People are rarely evacuated from an area because ash is endangering human health. People with respiratory disease or symptoms, however, may elect on their own to leave an area of high exposure or heavy ash fall. If concentrations of respirable free crystalline silica in the ash exceed the NIOSH-recommended limit of 50 micrograms/m3 for an extended period of time (for example, months to years), the risk of silicosis should not be ignored.
Modified from, FEMA, 1984

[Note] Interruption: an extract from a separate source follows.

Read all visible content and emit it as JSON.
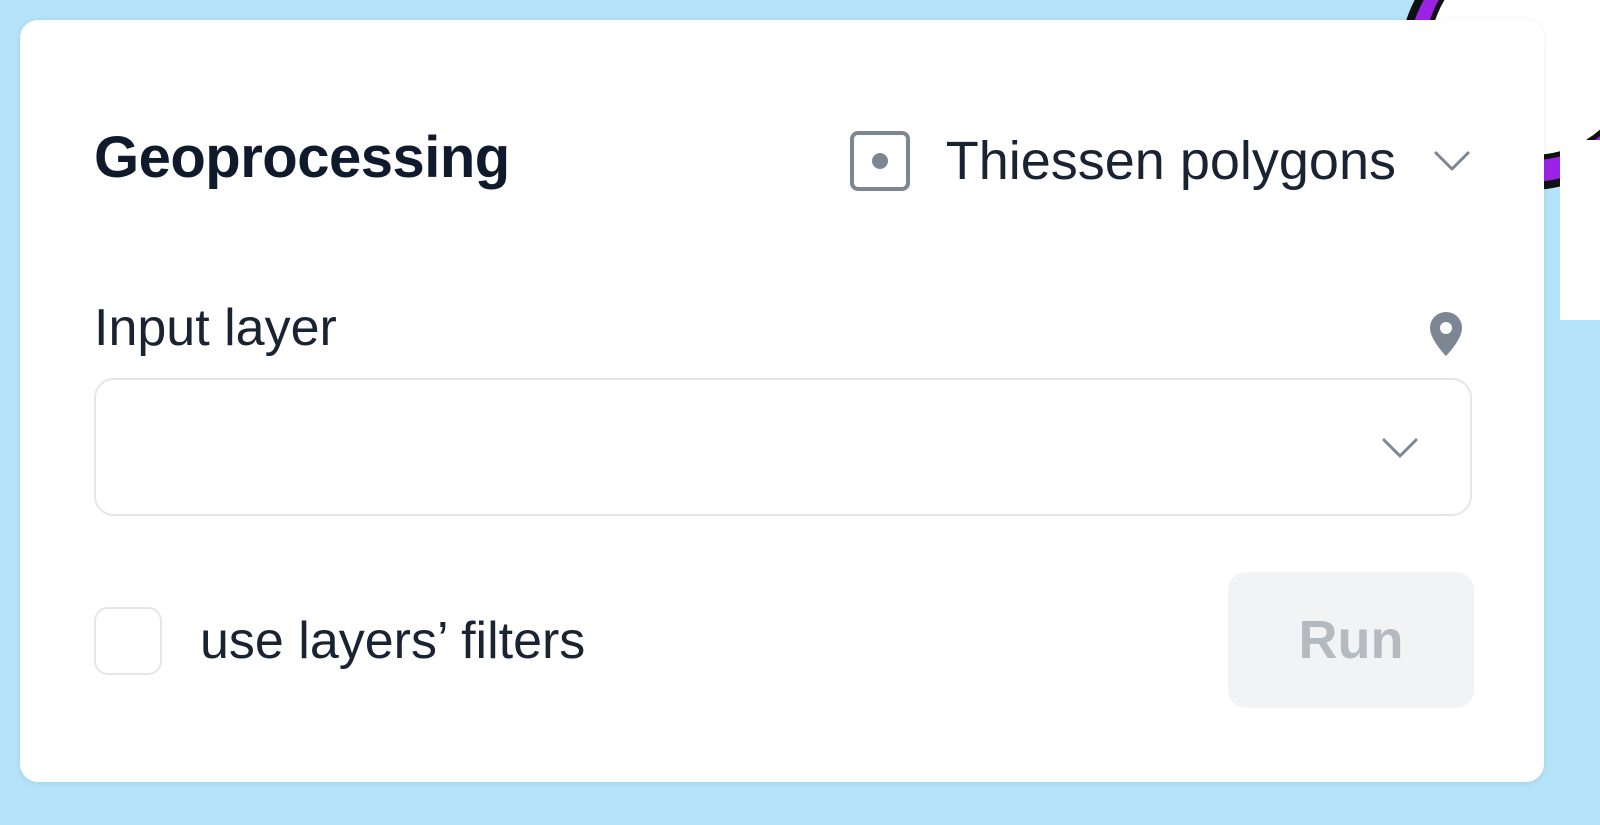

Children face the same hazards from the suspension of ash as other age groups, but their exposure may be increased because they are physically smaller and are less likely to adopt reasonable, prudent, preventive measures to avoid unnecessary exposure to ash. After the ash fall from the 1980 eruption of Mount St. Helens, the following recommendations were offered to the public by the Mount St. Helens Technical Information Network:
Modified from, Mount St. Helens Technical Information Network (Bulletin 14), 1980
|Consequence||Health effect||Monitoring||Preventive measure|
|Inhalation of ash less than 10 microns in diameter||Exacerbation of pre-existing lung disease||Monitor
total suspended particulate (TSP)
Monitor ash particles <10 micron in diameter
Protect home and offices from ash infiltration
|Inhalation of free silica in volcanic ash||Silicosis—chronic silicosis is a fibrous (scarring) reaction of the lungs caused by inhalation of crystalline silica||Determine free silica content
of respirable ash
Monitor exposure in high exposure individuals and jobs
|Respiratory protective equipment|
|Foreign bodies in eyes||Conjunctivitis, corneal abrasions||Monitor wind direction and ash production for early warning to people downwind||Goggles for heavy exposure|
|Roof collapse and ashfalls from roofs||Trauma, including death||Prevent excessive accumulation of ash on roofs|
|Automobile accidents from slippery roads and poor visibility||Trauma, including death||Monitor areas that will receive ash fall and issue public announcements regarding expected conditions and road closures||Traffic control
Pre-eruption notification of what to do during an ash fall
Baxter, P.J., Ing, R., Falk, H., French, J., Stein, G.F., Bernstein, R.S., Merchant, J.A., and Allard, J., 1981, Mount St. Helens Eruptions, May 18 to June 12, 1980: an overview of the acute health impact: Journal of the American Medical Association, v. 246, n. 22, p. 2585-2589.
Baxter, P.J., Bernstein, R.S., and Buist, A.S., 1986, Health effects of volcanoes: an approach to evaluating the health effects of an environmental hazard: American Journal of Public Health, 1986, 76 (Supplement), p. 84-90.
Baxter, P.J., Bonadonna, C., Dupree, R., Hards, V.L., Kohn, S.C., Murphy, M.D., Nichols, A., Nicholson, R.A., Norton, G., Searl, A., Sparks, A.J., and Vickers, B.P., 1999, Cristobalite in volcanic ash of the Soufriere Hills Volcano, Montserrat, British West Indies: Science, v. 283, p. 1142-1145.
Blong, R.J., 1984, Volcanic hazards: a sourcebook on the effects of eruptions: Academic Press, Australia, 424 p.
Bradshaw, L., Fishwick, D., Kemp, T., Lewis, S., Rains, N., Slater, T., Pearce, N., and Crane, J., 1997, Under the volcano: fire, ash and asthma: New Zealand Medical Journal, v. 110, p. 90-91.
Hickling, J., Weinstein, P., and Woodward, A., 1999, Acute health effects of the Mount Ruapheu (New Zealand) volcanic eruption of June 1996: International Journal of Environmental Health Research, v. 9, p. 97-107.
Johnston, D. and Becker, J., 2001, Volcanic ash review—Part 1: Impacts on lifelines services and collection/disposal issues: Auckland Regional Council Technical Publication No. 44, 50 p. (see online reference).
Ronan, K.R., 1997, The effects of a "benign" disaster: symptoms of post-traumatic stress in children following a series of volcanic eruptions: Australasian Journal of Disaster and Trauma Studies. (http://www.massey.ac.nz/~trauma/issues/1997-1/ronan1.htm).
Yano, E., Higashi, H., Nishii, S., Maeda, K., and Koizumi, A., 1990, Health Effects of Volcanic Ash: A repeat Study: Archives of Environmental Health, v. 45, n. 6, p. 367-373.